• WORK TO COMPLETE:
Every line containing "true" should be identified and copied from the data below.

• PROVIDED DATA:
▼

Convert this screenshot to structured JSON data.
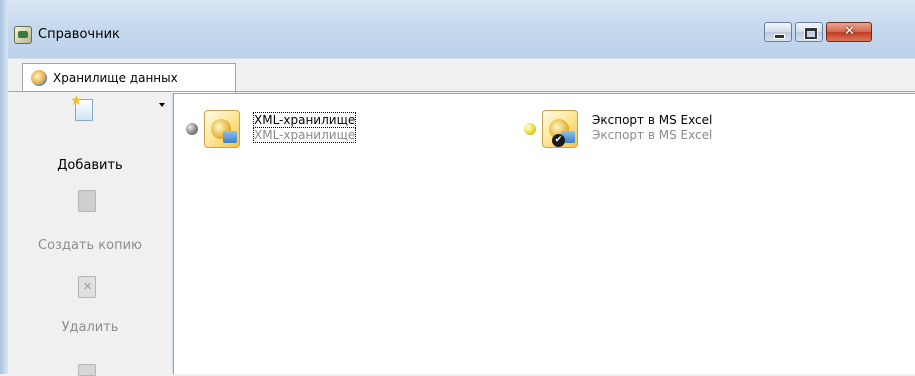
{
  "window": {
    "title": "Справочник",
    "controls": {
      "minimize": "minimize",
      "maximize": "maximize",
      "close": "✕"
    }
  },
  "tabs": [
    {
      "label": "Хранилище данных",
      "icon": "database-icon",
      "selected": true
    }
  ],
  "toolbar": {
    "add_label": "Добавить",
    "copy_label": "Создать копию",
    "delete_label": "Удалить"
  },
  "items": [
    {
      "title": "XML-хранилище",
      "subtitle": "XML-хранилище",
      "status": "gray",
      "status_color": "#7d7d7d",
      "icon": "storage-folder-icon",
      "default": false,
      "focused": true
    },
    {
      "title": "Экспорт в MS Excel",
      "subtitle": "Экспорт в MS Excel",
      "status": "yellow",
      "status_color": "#e8dc30",
      "icon": "storage-folder-icon",
      "default": true,
      "focused": false
    }
  ]
}
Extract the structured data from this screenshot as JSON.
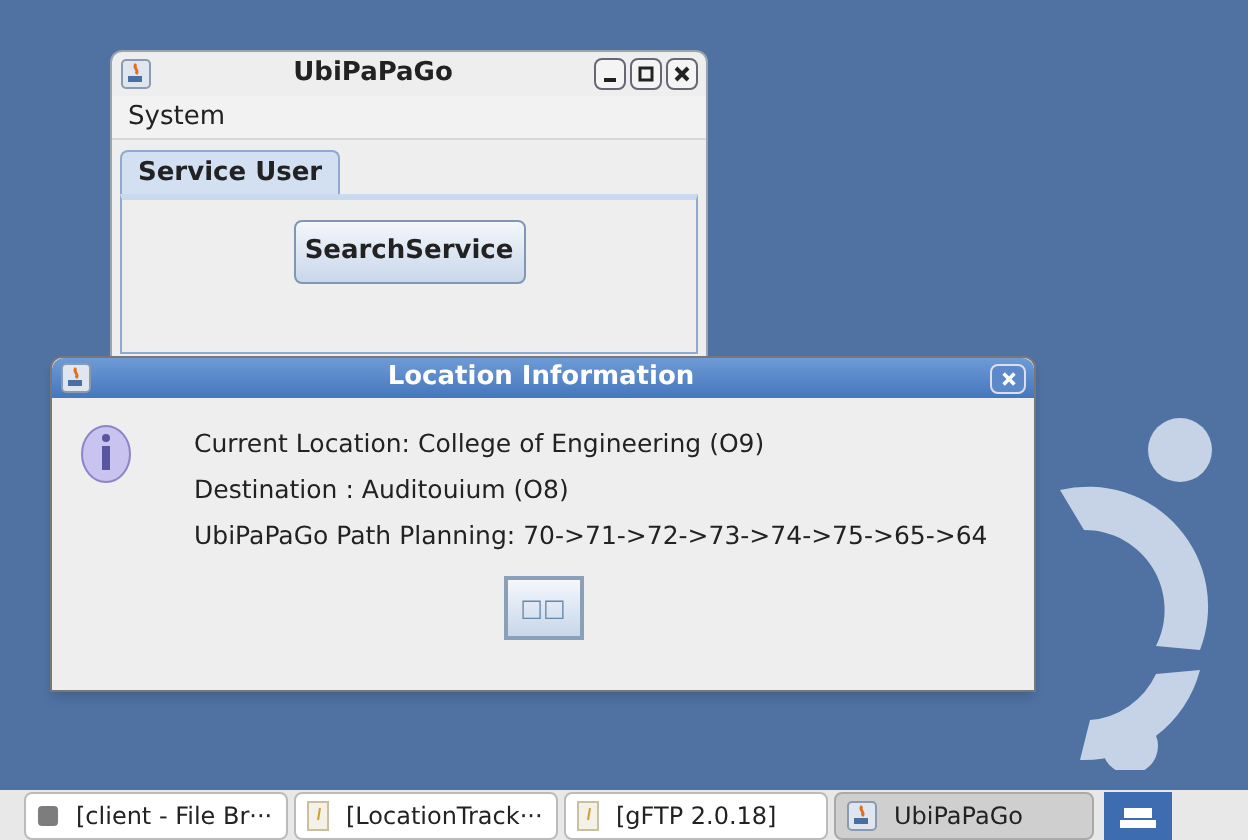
{
  "main_window": {
    "title": "UbiPaPaGo",
    "menu": [
      "System"
    ],
    "tabs": [
      {
        "label": "Service User",
        "selected": true
      }
    ],
    "button": "SearchService"
  },
  "dialog": {
    "title": "Location Information",
    "lines": [
      "Current Location: College of Engineering (O9)",
      "Destination : Auditouium (O8)",
      "UbiPaPaGo Path Planning: 70->71->72->73->74->75->65->64"
    ],
    "button": "□□"
  },
  "taskbar": {
    "items": [
      {
        "label": "[client - File Br···",
        "kind": "folder",
        "selected": false
      },
      {
        "label": "[LocationTrack···",
        "kind": "document",
        "selected": false
      },
      {
        "label": "[gFTP 2.0.18]",
        "kind": "document",
        "selected": false
      },
      {
        "label": "UbiPaPaGo",
        "kind": "java",
        "selected": true
      }
    ]
  }
}
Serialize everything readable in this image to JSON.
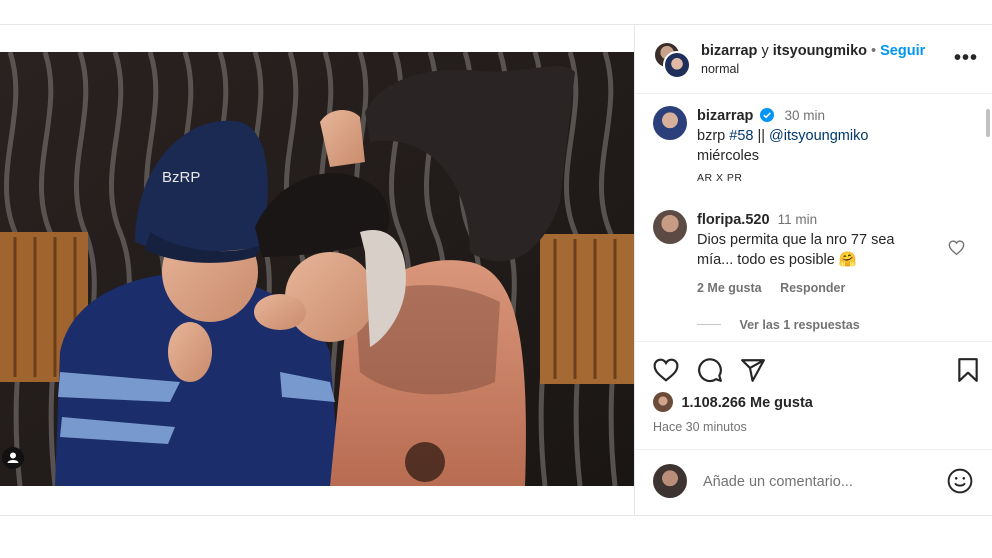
{
  "post": {
    "header": {
      "usernames_primary": "bizarrap",
      "conjunction": "y",
      "usernames_secondary": "itsyoungmiko",
      "dot": "•",
      "follow_label": "Seguir",
      "subtitle": "normal",
      "more_label": "•••"
    },
    "caption": {
      "username": "bizarrap",
      "verified": true,
      "time": "30 min",
      "line1_prefix": "bzrp ",
      "hashtag": "#58",
      "line1_sep": " || ",
      "mention": "@itsyoungmiko",
      "line2": "miércoles",
      "translate": "AR X PR"
    },
    "comments": [
      {
        "username": "floripa.520",
        "time": "11 min",
        "text_line1": "Dios permita que la nro 77 sea",
        "text_line2": "mía... todo es posible 🤗",
        "likes": "2 Me gusta",
        "reply_label": "Responder",
        "view_replies": "Ver las 1 respuestas"
      }
    ],
    "likes_count": "1.108.266 Me gusta",
    "timestamp": "Hace 30 minutos",
    "comment_placeholder": "Añade un comentario...",
    "image_text": "BzRP",
    "colors": {
      "accent": "#0095f6",
      "text": "#262626",
      "muted": "#737373",
      "verified": "#0095f6"
    }
  }
}
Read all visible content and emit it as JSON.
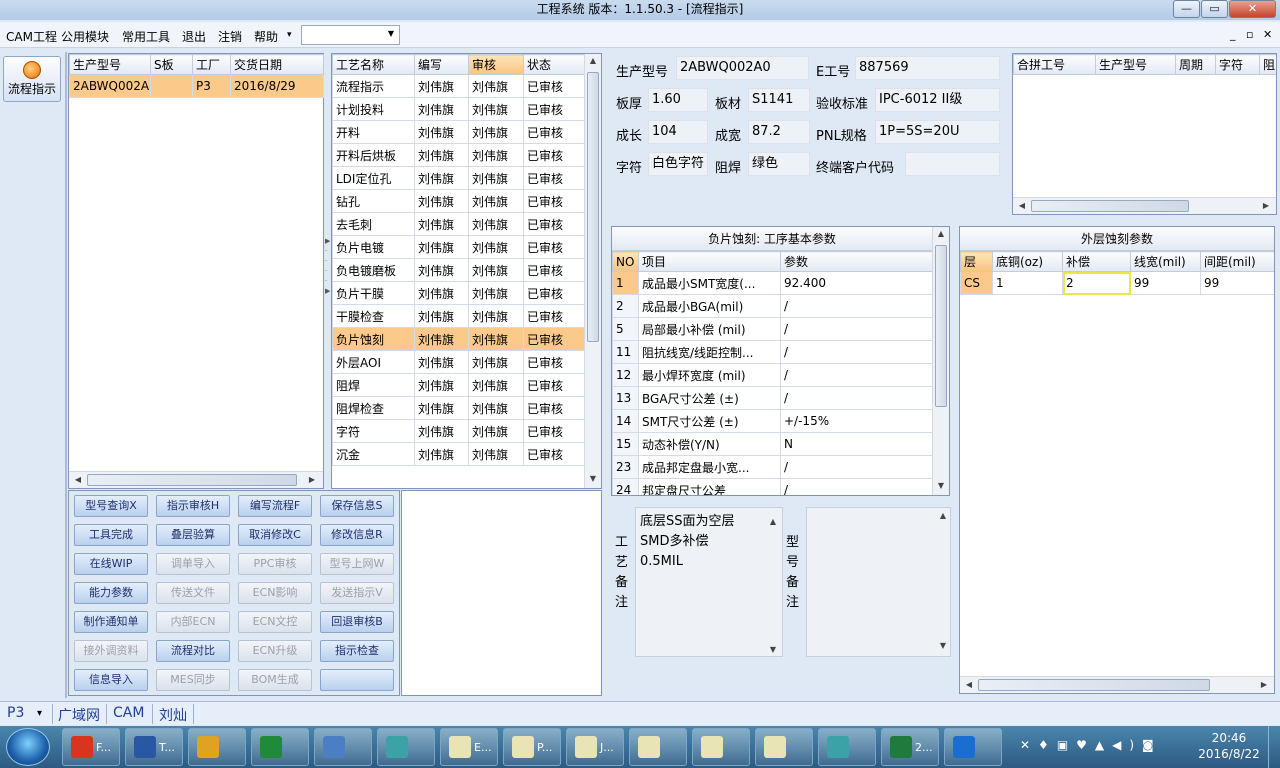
{
  "window": {
    "title": "工程系统   版本：1.1.50.3 - [流程指示]",
    "min_label": "—",
    "max_label": "▭",
    "close_label": "✕"
  },
  "menu": {
    "items": [
      "CAM工程",
      "公用模块",
      "常用工具",
      "退出",
      "注销",
      "帮助"
    ],
    "help_arrow": "▾",
    "combo_value": "",
    "mdi_min": "_",
    "mdi_restore": "▫",
    "mdi_close": "✕"
  },
  "left_nav": {
    "flow_button": "流程指示"
  },
  "part_grid": {
    "headers": [
      "生产型号",
      "S板",
      "工厂",
      "交货日期"
    ],
    "rows": [
      [
        "2ABWQ002A0",
        "",
        "P3",
        "2016/8/29"
      ]
    ]
  },
  "process_grid": {
    "headers": [
      "工艺名称",
      "编写",
      "审核",
      "状态"
    ],
    "rows": [
      [
        "流程指示",
        "刘伟旗",
        "刘伟旗",
        "已审核"
      ],
      [
        "计划投料",
        "刘伟旗",
        "刘伟旗",
        "已审核"
      ],
      [
        "开料",
        "刘伟旗",
        "刘伟旗",
        "已审核"
      ],
      [
        "开料后烘板",
        "刘伟旗",
        "刘伟旗",
        "已审核"
      ],
      [
        "LDI定位孔",
        "刘伟旗",
        "刘伟旗",
        "已审核"
      ],
      [
        "钻孔",
        "刘伟旗",
        "刘伟旗",
        "已审核"
      ],
      [
        "去毛刺",
        "刘伟旗",
        "刘伟旗",
        "已审核"
      ],
      [
        "负片电镀",
        "刘伟旗",
        "刘伟旗",
        "已审核"
      ],
      [
        "负电镀磨板",
        "刘伟旗",
        "刘伟旗",
        "已审核"
      ],
      [
        "负片干膜",
        "刘伟旗",
        "刘伟旗",
        "已审核"
      ],
      [
        "干膜检查",
        "刘伟旗",
        "刘伟旗",
        "已审核"
      ],
      [
        "负片蚀刻",
        "刘伟旗",
        "刘伟旗",
        "已审核"
      ],
      [
        "外层AOI",
        "刘伟旗",
        "刘伟旗",
        "已审核"
      ],
      [
        "阻焊",
        "刘伟旗",
        "刘伟旗",
        "已审核"
      ],
      [
        "阻焊检查",
        "刘伟旗",
        "刘伟旗",
        "已审核"
      ],
      [
        "字符",
        "刘伟旗",
        "刘伟旗",
        "已审核"
      ],
      [
        "沉金",
        "刘伟旗",
        "刘伟旗",
        "已审核"
      ]
    ]
  },
  "buttons": [
    "型号查询X",
    "指示审核H",
    "编写流程F",
    "保存信息S",
    "工具完成",
    "叠层验算",
    "取消修改C",
    "修改信息R",
    "在线WIP",
    "调单导入",
    "PPC审核",
    "型号上网W",
    "能力参数",
    "传送文件",
    "ECN影响",
    "发送指示V",
    "制作通知单",
    "内部ECN",
    "ECN文控",
    "回退审核B",
    "接外调资料",
    "流程对比",
    "ECN升级",
    "指示检查",
    "信息导入",
    "MES同步",
    "BOM生成",
    ""
  ],
  "info": {
    "labels": {
      "part_no": "生产型号",
      "e_no": "E工号",
      "thickness": "板厚",
      "material": "板材",
      "standard": "验收标准",
      "length": "成长",
      "width": "成宽",
      "pnl": "PNL规格",
      "legend": "字符",
      "mask": "阻焊",
      "customer_code": "终端客户代码"
    },
    "values": {
      "part_no": "2ABWQ002A0",
      "e_no": "887569",
      "thickness": "1.60",
      "material": "S1141",
      "standard": "IPC-6012 II级",
      "length": "104",
      "width": "87.2",
      "pnl": "1P=5S=20U",
      "legend": "白色字符",
      "mask": "绿色",
      "customer_code": ""
    }
  },
  "merge_grid": {
    "headers": [
      "合拼工号",
      "生产型号",
      "周期",
      "字符",
      "阻"
    ]
  },
  "etch_params": {
    "title": "负片蚀刻: 工序基本参数",
    "headers": [
      "NO",
      "项目",
      "参数"
    ],
    "rows": [
      [
        "1",
        "成品最小SMT宽度(...",
        "92.400"
      ],
      [
        "2",
        "成品最小BGA(mil)",
        "/"
      ],
      [
        "5",
        "局部最小补偿 (mil)",
        "/"
      ],
      [
        "11",
        "阻抗线宽/线距控制...",
        "/"
      ],
      [
        "12",
        "最小焊环宽度 (mil)",
        "/"
      ],
      [
        "13",
        "BGA尺寸公差 (±)",
        "/"
      ],
      [
        "14",
        "SMT尺寸公差 (±)",
        "+/-15%"
      ],
      [
        "15",
        "动态补偿(Y/N)",
        "N"
      ],
      [
        "23",
        "成品邦定盘最小宽...",
        "/"
      ],
      [
        "24",
        "邦定盘尺寸公差",
        "/"
      ]
    ]
  },
  "outer_etch": {
    "title": "外层蚀刻参数",
    "headers": [
      "层",
      "底铜(oz)",
      "补偿",
      "线宽(mil)",
      "间距(mil)"
    ],
    "rows": [
      [
        "CS",
        "1",
        "2",
        "99",
        "99"
      ]
    ]
  },
  "remarks": {
    "process_label": [
      "工",
      "艺",
      "备",
      "注"
    ],
    "process_text": [
      "底层SS面为空层",
      "SMD多补偿",
      "0.5MIL"
    ],
    "model_label": [
      "型",
      "号",
      "备",
      "注"
    ],
    "model_text": ""
  },
  "status": {
    "factory": "P3",
    "factory_arrow": "▾",
    "items": [
      "广域网",
      "CAM",
      "刘灿"
    ]
  },
  "taskbar": {
    "apps": [
      "F...",
      "T...",
      "",
      "",
      "",
      "",
      "E...",
      "P...",
      "J...",
      "",
      "",
      "",
      "",
      "2...",
      ""
    ],
    "time": "20:46",
    "date": "2016/8/22"
  },
  "colors": {
    "selected_row": "#fbc98a",
    "highlight_border": "#e8e84a",
    "accent": "#1f3f9a"
  }
}
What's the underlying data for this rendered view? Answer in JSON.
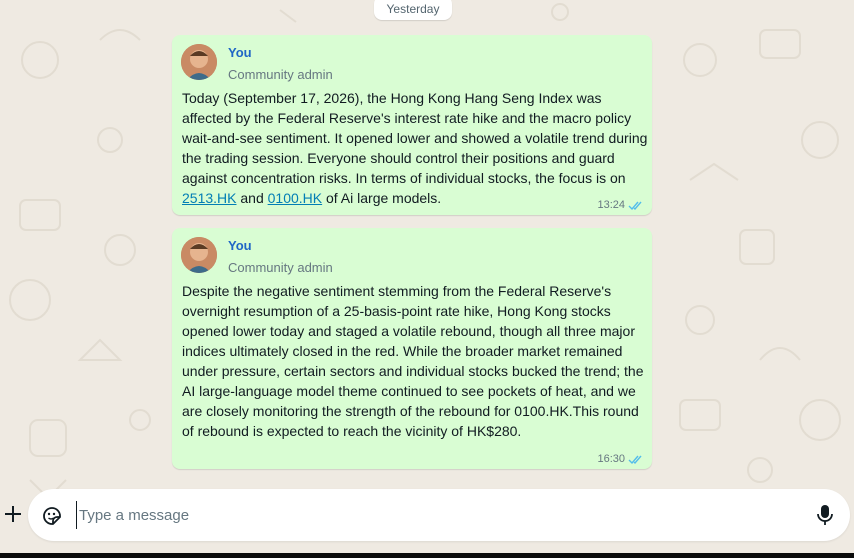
{
  "date_divider": "Yesterday",
  "messages": [
    {
      "sender": "You",
      "role": "Community admin",
      "text_before": "Today (September 17, 2026), the Hong Kong Hang Seng Index was affected by the Federal Reserve's interest rate hike and the macro policy wait-and-see sentiment. It opened lower and showed a volatile trend during the trading session. Everyone should control their positions and guard against concentration risks. In terms of individual stocks, the focus is on ",
      "link_1": "2513.HK",
      "text_mid": " and ",
      "link_2": "0100.HK",
      "text_after": " of Ai large models.",
      "time": "13:24"
    },
    {
      "sender": "You",
      "role": "Community admin",
      "text": "Despite the negative sentiment stemming from the Federal Reserve's overnight resumption of a 25-basis-point rate hike, Hong Kong stocks opened lower today and staged a volatile rebound, though all three major indices ultimately closed in the red. While the broader market remained under pressure, certain sectors and individual stocks bucked the trend; the AI large-language model theme continued to see pockets of heat, and we are closely monitoring the strength of the rebound for 0100.HK.This round of rebound is expected to reach the vicinity of HK$280.",
      "time": "16:30"
    }
  ],
  "composer": {
    "placeholder": "Type a message",
    "value": ""
  },
  "icons": {
    "attach": "plus-icon",
    "sticker": "sticker-icon",
    "voice": "microphone-icon",
    "read": "double-check-icon"
  },
  "colors": {
    "bubble": "#d9fdd3",
    "background": "#efeae2",
    "sender": "#1f66c6",
    "link": "#027eb5",
    "read_ticks": "#53bdeb"
  }
}
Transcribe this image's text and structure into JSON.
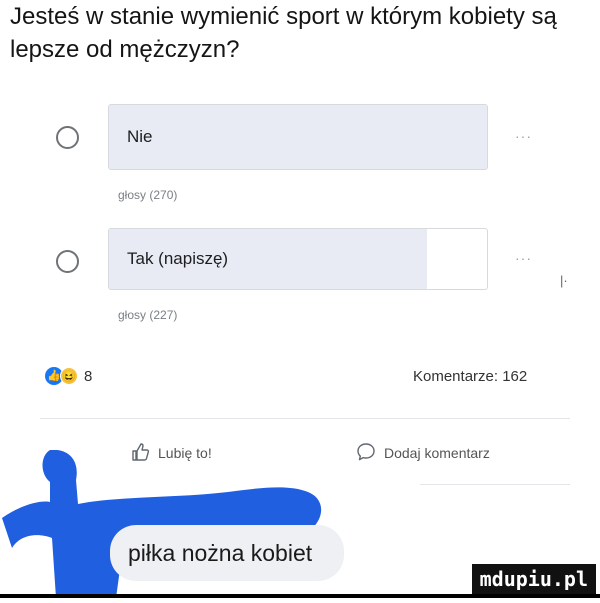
{
  "poll": {
    "question": "Jesteś w stanie wymienić sport w którym kobiety są lepsze od mężczyzn?",
    "options": [
      {
        "label": "Nie",
        "votes_text": "głosy (270)",
        "more": "···",
        "share": 1.0
      },
      {
        "label": "Tak (napiszę)",
        "votes_text": "głosy (227)",
        "more": "···",
        "share": 0.84
      }
    ]
  },
  "reactions": {
    "count": "8",
    "types": [
      "like-icon",
      "haha-icon"
    ]
  },
  "comments": {
    "count_text": "Komentarze: 162"
  },
  "actions": {
    "like": "Lubię to!",
    "comment": "Dodaj komentarz"
  },
  "reply": {
    "text": "piłka nożna kobiet"
  },
  "watermark": {
    "text": "mdupiu.pl"
  },
  "side_mark": "|·",
  "colors": {
    "accent": "#1877f2",
    "poll_fill": "#e8ebf3",
    "bubble": "#eef0f3",
    "sticker": "#1f5fe0"
  }
}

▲

• COMPLETED TASK:
      "selected": true
      "focused": true
      "default": true,
        "selected": true
        "selected": true
      "verified": true,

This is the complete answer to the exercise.